SIZE DOESN’T MATTER ON FALLING DEBRIS: DF emails “New Mexico places no responsibility on truckers who drop gravel that causes damage to other vehicles. Yes, they have signs telling you to stay back 250 feet. However, in the 15 years I’ve lived in New Mexico I’ve had three windshields broken by gravel – once when passing a truck on the highway and twice when meeting a truck on a two-lane road.
“On the other hand, it was recently reported police are trying to find the truck that dropped a water heater resulting in a fatality. My question is: How large does an object need to be for the driver to be liable for damage or injury caused by his/her unsecured load?”
A local attorney says when it comes to stuff falling off a vehicle and damaging yours, size does not matter.
Antonio “Moe” Maestas, who’s also an Albuquerque senator, explains “the liability is based on good ol’ fashioned tort law. … The size of damage is irrelevant. Even a tiny pebble causing a cracked windshield is enough for liability.”
WHAT DO I DO IF HIT? Maestas says in theory “you can take a photo of the license plate, make a report, contact their insurance and recover the cost of replacing the windshield. Most times the truck is going faster than you and you don’t think to chase it down. Your only option is to use your uninsured motorist coverage.
“A dear childhood friend of mine got killed hitting a dishwasher in Interstate 25 while riding a motorcycle. It was near the Alameda exit northbound. All his wife could do was have the N.M. Department of Transportation check the cameras at the Big I and see if they could spot a possible truck.”
TIE DOWN THAT LOAD: As for those hauling items to the landfill or elsewhere, Maestas says ” when you go to the city landfill it charges you an extra fee if you don’t have your load tied down with a tarp. Cops can also pull you over for not having a load tied down and give you a ticket. Professional truckers know what they’re doing. It’s the guy who’s moving his household items that is the problem. I don’t know if it’s taught in driver’s school, but basic safety protocols need to be followed. I don’t think folks realize it’s a serious thing. Drive slow, stay off the freeway as much as possible, and if you have to be on the interstate, hug the right lane with your caution lights on. Tie red towels on anything hanging off the truck bed and ideally have a buddy driving behind you with his caution lights on.
“Sadly, I have a feeling the idiot who dropped the water heater knows he killed someone. It’s a small town. … It’s rare that anyone would come forward. We could pass a law in Santa Fe that someone could come forward and not face criminal liability … and at least the wife gets an insurance policy,” but a law like that would likely face a lot of opposition.
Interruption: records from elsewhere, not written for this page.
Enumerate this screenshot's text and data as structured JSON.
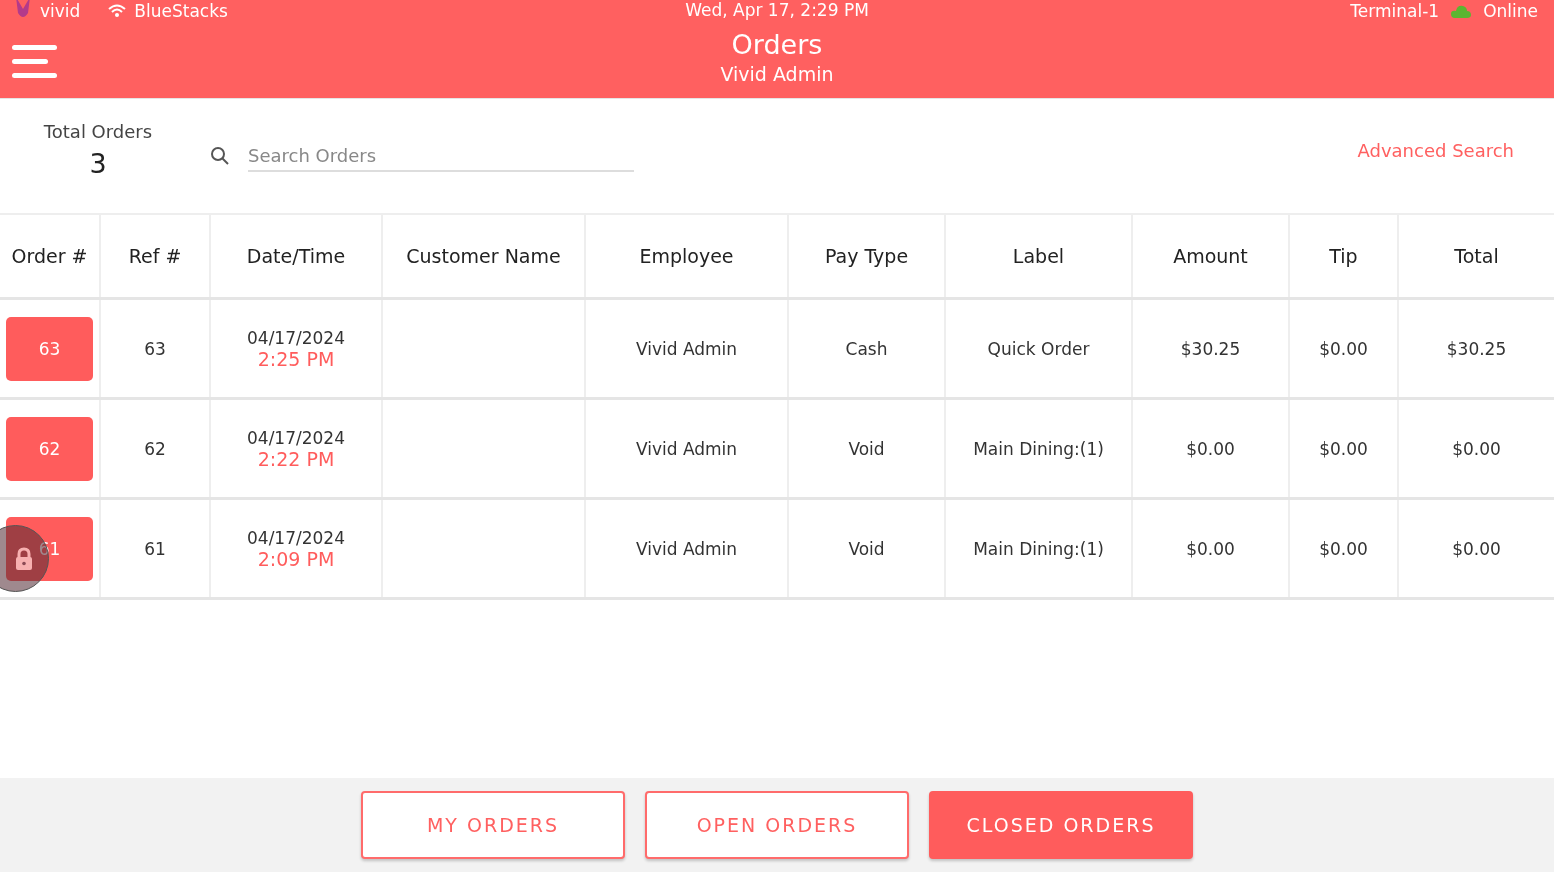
{
  "status_bar": {
    "brand": "vivid",
    "network": "BlueStacks",
    "datetime": "Wed, Apr 17, 2:29 PM",
    "terminal": "Terminal-1",
    "connection": "Online"
  },
  "header": {
    "title": "Orders",
    "subtitle": "Vivid Admin"
  },
  "summary": {
    "label": "Total Orders",
    "count": "3"
  },
  "search": {
    "placeholder": "Search Orders"
  },
  "advanced_search": "Advanced Search",
  "table": {
    "columns": [
      "Order #",
      "Ref #",
      "Date/Time",
      "Customer Name",
      "Employee",
      "Pay Type",
      "Label",
      "Amount",
      "Tip",
      "Total"
    ],
    "rows": [
      {
        "order": "63",
        "ref": "63",
        "date": "04/17/2024",
        "time": "2:25 PM",
        "customer": "",
        "employee": "Vivid Admin",
        "pay_type": "Cash",
        "label": "Quick Order",
        "amount": "$30.25",
        "tip": "$0.00",
        "total": "$30.25",
        "locked": false
      },
      {
        "order": "62",
        "ref": "62",
        "date": "04/17/2024",
        "time": "2:22 PM",
        "customer": "",
        "employee": "Vivid Admin",
        "pay_type": "Void",
        "label": "Main Dining:(1)",
        "amount": "$0.00",
        "tip": "$0.00",
        "total": "$0.00",
        "locked": false
      },
      {
        "order": "61",
        "ref": "61",
        "date": "04/17/2024",
        "time": "2:09 PM",
        "customer": "",
        "employee": "Vivid Admin",
        "pay_type": "Void",
        "label": "Main Dining:(1)",
        "amount": "$0.00",
        "tip": "$0.00",
        "total": "$0.00",
        "locked": true
      }
    ]
  },
  "tabs": [
    {
      "label": "MY ORDERS",
      "selected": false
    },
    {
      "label": "OPEN ORDERS",
      "selected": false
    },
    {
      "label": "CLOSED ORDERS",
      "selected": true
    }
  ]
}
DISABLED VETERAN PLATES NOT OK IN HANDICAPPED PARKING: Richard Zupko, 95, called after a nasty parking lot encounter involving a shopper couldn’t see his handicapped parking placard because of the sun visor. When Richard and his daughter showed it to him, the gentleman proceeded to tell them to “get the hell out” of the parking space because he was a disabled veteran.
And while we should all honor and respect those who have served our country, one has nothing to do with the other.
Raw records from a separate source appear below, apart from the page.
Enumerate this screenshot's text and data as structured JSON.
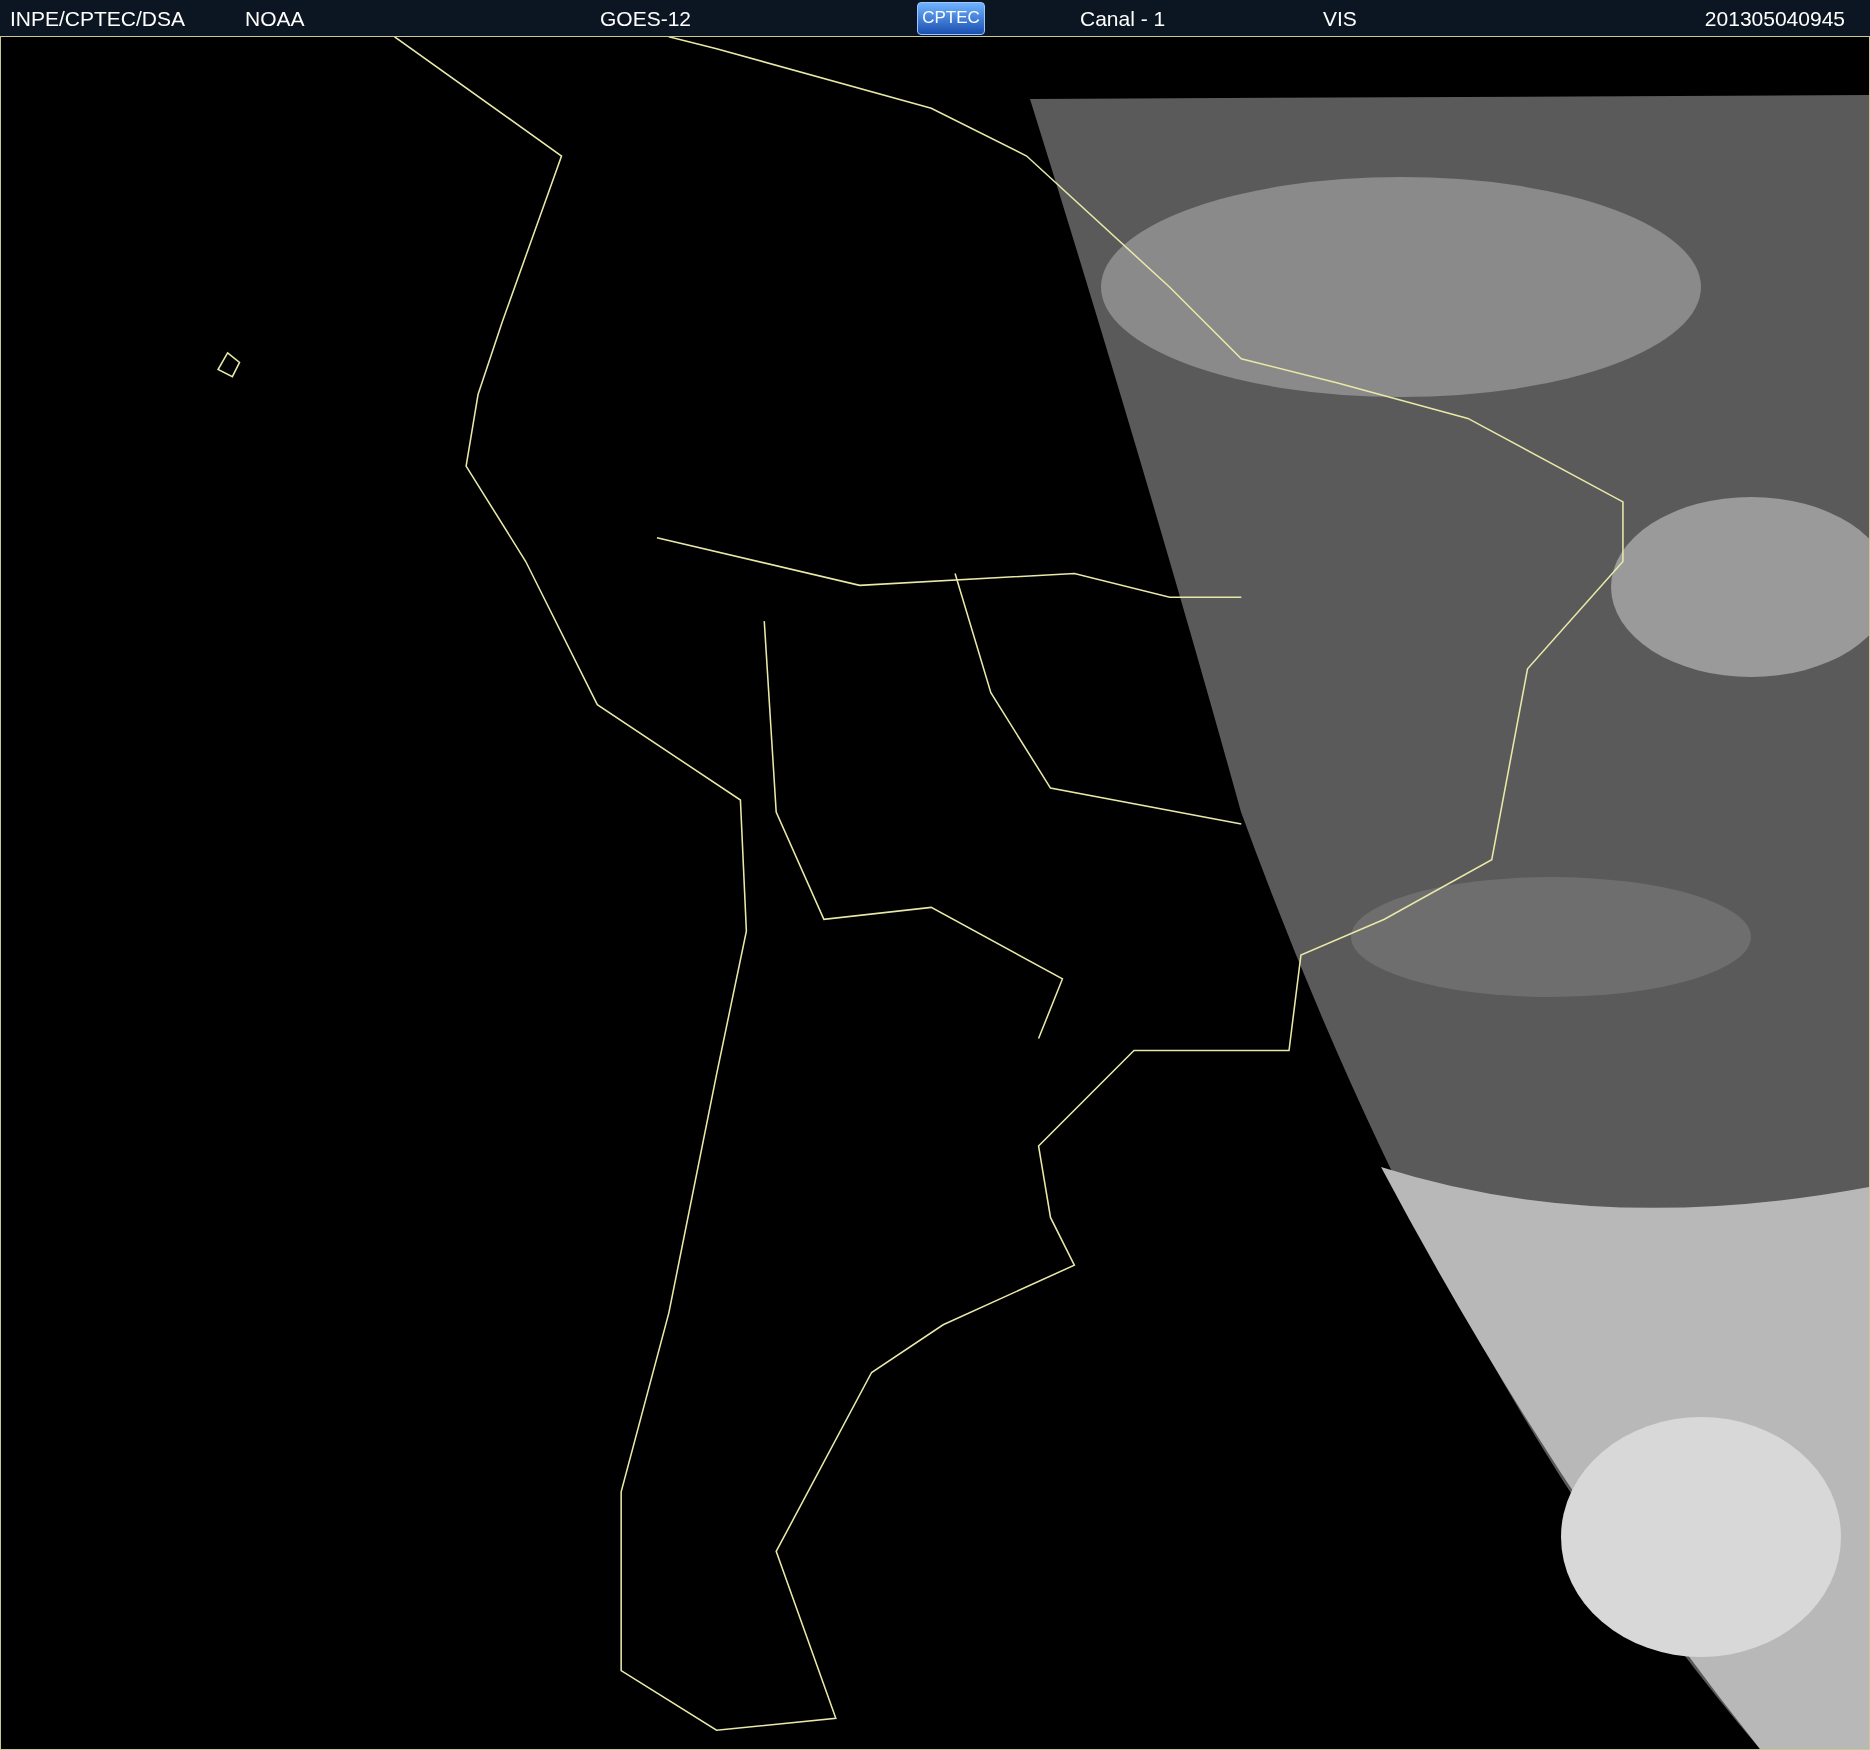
{
  "header": {
    "items": [
      {
        "kind": "text",
        "text": "INPE/CPTEC/DSA"
      },
      {
        "kind": "text",
        "text": "NOAA"
      },
      {
        "kind": "text",
        "text": "GOES-12"
      },
      {
        "kind": "logo",
        "text": "CPTEC"
      },
      {
        "kind": "text",
        "text": "Canal - 1"
      },
      {
        "kind": "text",
        "text": "VIS"
      },
      {
        "kind": "text",
        "text": "201305040945"
      }
    ]
  }
}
Back in 2011 the Motor Vehicle Division pointed out a vehicle must have a plate or a placard with the wheelchair symbol on it to legally park in a handicapped space, meaning disabled veteran plates without the wheelchair are a no-go.
For those disabled veterans who need handicapped parking, the MVD spokesman said:
“When the disabled vet plate is approved for issuance based on the veteran’s disabled status by the Department of Veterans’ Services, DVS tells us if the veteran also qualifies under the ‘limited mobility’ standard for handicapped parking. If the vet does so qualify, we issue a plate that includes the handicapped wheelchair symbol. That plate qualifies for handicapped parking so that it is not necessary for the veteran to also have a handicapped placard. However, if the vet does not qualify as ‘mobility impaired,’ we issue a plate that does not include the handicapped wheelchair symbol and does not qualify for handicapped parking.”
Editorial page editor D’Val Westphal tackles commuter issues for the metro area on Mondays. Reach her at 823-3858; firstname.lastname@example.org; or 7777 Jefferson NE, Albuquerque, NM, 87109.